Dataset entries
= Beginning of Section =

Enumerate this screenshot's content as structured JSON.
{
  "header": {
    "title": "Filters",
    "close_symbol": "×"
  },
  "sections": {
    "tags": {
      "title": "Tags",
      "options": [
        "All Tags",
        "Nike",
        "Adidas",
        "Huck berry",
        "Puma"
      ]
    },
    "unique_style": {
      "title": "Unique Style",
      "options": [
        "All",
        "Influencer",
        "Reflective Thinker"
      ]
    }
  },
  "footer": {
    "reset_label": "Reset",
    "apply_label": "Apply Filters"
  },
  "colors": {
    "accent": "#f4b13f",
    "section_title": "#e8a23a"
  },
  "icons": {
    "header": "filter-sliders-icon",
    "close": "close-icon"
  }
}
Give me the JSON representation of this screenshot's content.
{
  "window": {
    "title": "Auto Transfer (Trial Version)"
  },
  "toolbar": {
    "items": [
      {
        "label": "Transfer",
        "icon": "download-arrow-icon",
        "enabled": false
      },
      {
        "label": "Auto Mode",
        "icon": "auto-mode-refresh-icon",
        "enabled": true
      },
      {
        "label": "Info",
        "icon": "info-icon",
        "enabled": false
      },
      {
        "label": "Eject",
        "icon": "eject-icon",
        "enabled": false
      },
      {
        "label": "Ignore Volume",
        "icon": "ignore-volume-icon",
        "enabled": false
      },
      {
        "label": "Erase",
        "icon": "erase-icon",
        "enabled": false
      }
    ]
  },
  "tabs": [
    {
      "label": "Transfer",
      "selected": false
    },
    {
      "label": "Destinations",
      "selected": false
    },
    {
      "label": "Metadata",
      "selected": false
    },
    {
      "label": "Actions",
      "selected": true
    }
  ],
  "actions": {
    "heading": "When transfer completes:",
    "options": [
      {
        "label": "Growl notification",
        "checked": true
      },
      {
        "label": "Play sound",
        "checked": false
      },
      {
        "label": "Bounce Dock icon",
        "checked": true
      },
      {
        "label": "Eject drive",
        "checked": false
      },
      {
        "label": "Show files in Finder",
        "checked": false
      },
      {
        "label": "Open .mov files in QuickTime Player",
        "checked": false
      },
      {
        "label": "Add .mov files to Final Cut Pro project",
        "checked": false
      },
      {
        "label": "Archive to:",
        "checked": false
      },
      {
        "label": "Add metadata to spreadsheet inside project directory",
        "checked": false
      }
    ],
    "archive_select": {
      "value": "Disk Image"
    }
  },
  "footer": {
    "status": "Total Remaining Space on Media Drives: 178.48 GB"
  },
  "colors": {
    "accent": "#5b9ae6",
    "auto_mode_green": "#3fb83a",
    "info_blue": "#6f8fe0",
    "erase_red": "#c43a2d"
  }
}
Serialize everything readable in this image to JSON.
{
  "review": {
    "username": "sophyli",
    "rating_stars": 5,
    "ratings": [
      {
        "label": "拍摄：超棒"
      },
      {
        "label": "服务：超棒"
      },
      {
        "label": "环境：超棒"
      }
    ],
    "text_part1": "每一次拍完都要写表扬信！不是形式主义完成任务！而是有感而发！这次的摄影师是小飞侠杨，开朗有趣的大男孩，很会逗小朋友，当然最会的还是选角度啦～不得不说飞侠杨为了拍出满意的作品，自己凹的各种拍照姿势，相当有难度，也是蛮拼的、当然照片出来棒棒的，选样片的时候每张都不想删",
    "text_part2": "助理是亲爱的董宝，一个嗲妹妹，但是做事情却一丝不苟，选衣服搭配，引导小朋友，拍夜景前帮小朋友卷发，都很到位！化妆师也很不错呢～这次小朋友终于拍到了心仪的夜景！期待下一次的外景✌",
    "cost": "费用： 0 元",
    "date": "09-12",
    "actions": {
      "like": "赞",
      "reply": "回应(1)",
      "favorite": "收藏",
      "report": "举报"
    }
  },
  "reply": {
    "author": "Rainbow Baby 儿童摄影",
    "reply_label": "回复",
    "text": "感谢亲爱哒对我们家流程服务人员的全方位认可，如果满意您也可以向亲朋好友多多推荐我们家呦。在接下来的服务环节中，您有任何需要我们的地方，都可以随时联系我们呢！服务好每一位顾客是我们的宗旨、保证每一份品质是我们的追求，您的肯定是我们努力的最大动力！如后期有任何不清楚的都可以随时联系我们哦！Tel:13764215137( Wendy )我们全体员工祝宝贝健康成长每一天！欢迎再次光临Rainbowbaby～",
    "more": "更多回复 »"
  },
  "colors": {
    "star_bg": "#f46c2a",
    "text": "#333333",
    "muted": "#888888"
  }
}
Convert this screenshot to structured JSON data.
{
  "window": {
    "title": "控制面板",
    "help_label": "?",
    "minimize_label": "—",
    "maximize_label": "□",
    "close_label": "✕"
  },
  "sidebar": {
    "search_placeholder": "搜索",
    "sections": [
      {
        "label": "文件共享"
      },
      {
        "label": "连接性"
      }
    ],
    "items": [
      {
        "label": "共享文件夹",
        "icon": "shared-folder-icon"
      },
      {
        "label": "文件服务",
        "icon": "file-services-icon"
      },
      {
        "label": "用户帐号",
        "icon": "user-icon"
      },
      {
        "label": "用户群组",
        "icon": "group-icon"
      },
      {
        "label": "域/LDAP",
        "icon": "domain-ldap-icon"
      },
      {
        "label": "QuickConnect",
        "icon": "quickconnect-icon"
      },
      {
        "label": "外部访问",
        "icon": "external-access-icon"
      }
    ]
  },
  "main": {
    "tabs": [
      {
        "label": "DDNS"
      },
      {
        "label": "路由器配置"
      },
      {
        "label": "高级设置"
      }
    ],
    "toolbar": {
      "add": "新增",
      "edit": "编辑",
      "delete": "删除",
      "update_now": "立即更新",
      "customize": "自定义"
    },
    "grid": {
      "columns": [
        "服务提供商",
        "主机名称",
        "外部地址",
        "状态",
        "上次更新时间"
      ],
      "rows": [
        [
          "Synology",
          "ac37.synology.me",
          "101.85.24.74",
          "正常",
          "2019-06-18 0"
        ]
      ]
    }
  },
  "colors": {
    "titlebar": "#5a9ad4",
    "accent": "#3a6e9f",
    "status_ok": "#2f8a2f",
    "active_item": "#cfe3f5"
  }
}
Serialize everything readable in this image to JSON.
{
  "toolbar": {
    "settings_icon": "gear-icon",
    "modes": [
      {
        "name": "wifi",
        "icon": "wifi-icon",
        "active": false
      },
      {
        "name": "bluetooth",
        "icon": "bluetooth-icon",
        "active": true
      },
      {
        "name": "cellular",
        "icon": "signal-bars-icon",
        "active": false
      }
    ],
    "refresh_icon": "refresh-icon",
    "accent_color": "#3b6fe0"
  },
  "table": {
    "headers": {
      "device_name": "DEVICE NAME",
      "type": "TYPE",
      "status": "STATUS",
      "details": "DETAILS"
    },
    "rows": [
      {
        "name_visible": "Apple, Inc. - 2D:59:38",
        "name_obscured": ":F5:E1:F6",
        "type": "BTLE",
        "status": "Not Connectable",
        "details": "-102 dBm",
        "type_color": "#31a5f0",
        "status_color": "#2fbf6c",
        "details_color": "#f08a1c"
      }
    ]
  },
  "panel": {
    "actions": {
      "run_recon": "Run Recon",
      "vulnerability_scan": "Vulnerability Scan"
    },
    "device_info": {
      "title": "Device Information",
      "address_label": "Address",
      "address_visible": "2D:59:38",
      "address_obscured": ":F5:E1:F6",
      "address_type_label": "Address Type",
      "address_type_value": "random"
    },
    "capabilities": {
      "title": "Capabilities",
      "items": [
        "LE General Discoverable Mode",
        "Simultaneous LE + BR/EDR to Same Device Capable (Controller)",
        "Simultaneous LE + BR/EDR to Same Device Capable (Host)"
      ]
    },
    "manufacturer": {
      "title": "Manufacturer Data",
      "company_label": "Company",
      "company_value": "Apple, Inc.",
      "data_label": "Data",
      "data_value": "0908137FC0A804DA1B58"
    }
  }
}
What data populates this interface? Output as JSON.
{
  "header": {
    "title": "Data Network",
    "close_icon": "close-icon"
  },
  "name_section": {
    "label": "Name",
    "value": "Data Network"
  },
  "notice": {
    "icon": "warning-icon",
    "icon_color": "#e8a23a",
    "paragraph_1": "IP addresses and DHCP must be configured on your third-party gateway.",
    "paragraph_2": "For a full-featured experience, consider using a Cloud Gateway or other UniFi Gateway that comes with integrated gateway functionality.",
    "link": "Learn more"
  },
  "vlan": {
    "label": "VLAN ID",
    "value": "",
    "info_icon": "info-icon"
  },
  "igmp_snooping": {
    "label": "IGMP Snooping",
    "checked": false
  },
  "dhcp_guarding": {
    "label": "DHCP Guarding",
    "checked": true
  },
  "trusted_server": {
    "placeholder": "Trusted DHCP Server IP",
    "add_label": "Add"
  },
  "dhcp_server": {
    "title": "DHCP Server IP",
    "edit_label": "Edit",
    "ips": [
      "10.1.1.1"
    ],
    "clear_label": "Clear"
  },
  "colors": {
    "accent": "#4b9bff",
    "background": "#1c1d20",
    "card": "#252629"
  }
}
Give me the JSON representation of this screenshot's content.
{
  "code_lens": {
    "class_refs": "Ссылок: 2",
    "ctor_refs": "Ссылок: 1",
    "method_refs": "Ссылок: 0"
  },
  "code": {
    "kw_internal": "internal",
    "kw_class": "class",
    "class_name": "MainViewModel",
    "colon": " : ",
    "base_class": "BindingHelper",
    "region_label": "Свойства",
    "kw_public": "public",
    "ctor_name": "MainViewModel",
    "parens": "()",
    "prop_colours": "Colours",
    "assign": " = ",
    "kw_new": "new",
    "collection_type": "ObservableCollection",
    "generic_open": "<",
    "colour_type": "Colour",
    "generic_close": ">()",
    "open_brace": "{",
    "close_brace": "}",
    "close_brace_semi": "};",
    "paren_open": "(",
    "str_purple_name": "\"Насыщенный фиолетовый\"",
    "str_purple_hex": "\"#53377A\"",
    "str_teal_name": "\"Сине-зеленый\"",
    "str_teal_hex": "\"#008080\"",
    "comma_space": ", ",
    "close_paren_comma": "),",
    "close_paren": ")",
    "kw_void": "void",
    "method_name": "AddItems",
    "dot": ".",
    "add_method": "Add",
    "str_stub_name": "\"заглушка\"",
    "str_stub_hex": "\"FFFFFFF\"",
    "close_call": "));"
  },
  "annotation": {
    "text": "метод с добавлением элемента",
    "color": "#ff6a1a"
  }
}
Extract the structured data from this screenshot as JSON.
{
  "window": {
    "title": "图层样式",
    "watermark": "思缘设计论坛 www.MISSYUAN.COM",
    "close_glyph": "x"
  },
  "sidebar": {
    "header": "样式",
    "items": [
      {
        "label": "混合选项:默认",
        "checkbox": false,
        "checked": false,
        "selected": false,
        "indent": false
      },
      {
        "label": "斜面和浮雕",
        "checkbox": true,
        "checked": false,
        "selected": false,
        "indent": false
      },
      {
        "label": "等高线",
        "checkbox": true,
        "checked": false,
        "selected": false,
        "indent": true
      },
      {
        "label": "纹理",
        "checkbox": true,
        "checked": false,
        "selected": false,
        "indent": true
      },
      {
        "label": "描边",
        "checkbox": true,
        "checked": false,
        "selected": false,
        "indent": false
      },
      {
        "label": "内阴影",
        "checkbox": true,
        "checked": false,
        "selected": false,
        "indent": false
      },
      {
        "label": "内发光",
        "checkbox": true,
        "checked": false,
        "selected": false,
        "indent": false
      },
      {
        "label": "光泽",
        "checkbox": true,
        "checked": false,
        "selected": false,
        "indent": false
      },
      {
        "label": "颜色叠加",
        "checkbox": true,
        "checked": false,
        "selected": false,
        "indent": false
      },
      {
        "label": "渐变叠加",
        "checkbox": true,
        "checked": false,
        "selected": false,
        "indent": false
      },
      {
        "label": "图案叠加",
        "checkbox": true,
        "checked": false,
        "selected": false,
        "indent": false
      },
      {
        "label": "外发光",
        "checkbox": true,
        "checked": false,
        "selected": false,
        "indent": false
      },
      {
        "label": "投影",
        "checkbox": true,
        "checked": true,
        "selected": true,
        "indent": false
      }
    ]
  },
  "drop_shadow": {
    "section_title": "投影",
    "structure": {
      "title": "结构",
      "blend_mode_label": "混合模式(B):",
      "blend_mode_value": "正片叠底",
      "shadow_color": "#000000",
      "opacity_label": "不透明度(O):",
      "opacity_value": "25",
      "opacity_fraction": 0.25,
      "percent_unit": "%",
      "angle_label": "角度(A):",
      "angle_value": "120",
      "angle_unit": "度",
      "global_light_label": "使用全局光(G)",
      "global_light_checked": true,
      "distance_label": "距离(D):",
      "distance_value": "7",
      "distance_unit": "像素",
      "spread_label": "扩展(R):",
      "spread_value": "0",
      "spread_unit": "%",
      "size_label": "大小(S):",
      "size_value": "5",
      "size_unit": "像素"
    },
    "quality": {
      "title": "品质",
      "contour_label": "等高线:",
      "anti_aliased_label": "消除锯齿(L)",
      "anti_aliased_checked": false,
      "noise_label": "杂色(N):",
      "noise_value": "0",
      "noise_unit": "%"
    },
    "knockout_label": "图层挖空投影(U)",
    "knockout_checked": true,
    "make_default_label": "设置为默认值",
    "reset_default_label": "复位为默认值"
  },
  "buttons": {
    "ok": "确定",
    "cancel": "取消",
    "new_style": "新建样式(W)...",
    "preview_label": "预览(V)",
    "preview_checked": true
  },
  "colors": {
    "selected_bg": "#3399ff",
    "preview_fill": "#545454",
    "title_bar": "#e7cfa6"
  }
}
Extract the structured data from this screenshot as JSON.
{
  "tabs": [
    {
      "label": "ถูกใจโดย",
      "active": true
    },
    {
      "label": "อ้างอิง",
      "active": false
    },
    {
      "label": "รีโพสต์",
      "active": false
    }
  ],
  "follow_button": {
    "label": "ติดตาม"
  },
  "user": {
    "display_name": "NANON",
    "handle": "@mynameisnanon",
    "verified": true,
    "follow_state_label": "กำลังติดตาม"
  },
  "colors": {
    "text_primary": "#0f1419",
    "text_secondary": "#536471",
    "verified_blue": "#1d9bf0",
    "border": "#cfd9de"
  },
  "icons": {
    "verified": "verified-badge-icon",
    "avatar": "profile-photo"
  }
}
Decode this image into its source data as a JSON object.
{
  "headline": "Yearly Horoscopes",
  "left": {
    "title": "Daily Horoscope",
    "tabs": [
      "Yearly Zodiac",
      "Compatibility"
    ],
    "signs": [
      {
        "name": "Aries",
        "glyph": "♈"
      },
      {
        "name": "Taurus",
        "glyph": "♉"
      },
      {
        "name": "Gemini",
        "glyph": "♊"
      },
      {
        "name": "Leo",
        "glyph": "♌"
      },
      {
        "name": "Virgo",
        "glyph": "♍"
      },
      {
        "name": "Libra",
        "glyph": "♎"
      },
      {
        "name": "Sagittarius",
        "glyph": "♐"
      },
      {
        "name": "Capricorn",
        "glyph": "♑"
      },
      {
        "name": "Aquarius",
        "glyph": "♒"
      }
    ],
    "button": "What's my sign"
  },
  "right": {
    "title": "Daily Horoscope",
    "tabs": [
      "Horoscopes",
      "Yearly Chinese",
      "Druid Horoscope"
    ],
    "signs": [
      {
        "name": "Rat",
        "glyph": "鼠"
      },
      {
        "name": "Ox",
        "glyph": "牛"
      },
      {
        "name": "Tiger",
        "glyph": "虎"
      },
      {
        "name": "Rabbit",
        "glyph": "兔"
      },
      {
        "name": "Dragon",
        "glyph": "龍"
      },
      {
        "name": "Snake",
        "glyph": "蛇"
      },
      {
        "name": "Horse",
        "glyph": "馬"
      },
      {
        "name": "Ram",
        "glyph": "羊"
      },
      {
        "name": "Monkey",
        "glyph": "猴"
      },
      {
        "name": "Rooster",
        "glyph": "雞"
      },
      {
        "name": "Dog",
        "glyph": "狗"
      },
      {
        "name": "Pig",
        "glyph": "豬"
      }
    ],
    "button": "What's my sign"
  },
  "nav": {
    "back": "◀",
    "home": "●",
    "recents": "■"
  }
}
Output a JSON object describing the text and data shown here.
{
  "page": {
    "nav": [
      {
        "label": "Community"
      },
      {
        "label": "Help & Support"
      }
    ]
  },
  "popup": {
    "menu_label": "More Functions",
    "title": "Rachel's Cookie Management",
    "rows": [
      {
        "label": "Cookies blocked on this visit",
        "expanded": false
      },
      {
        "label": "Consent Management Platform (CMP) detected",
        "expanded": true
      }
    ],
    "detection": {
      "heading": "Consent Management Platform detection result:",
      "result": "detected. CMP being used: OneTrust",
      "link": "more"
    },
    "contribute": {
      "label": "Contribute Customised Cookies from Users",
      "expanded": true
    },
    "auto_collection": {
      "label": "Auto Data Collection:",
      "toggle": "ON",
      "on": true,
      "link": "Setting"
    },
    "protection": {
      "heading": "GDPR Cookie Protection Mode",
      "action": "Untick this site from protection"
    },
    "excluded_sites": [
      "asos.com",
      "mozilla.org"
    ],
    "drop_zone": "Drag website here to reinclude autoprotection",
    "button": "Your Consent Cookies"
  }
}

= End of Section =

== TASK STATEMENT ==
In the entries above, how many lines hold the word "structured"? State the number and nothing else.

== ANSWER SPACE ==
4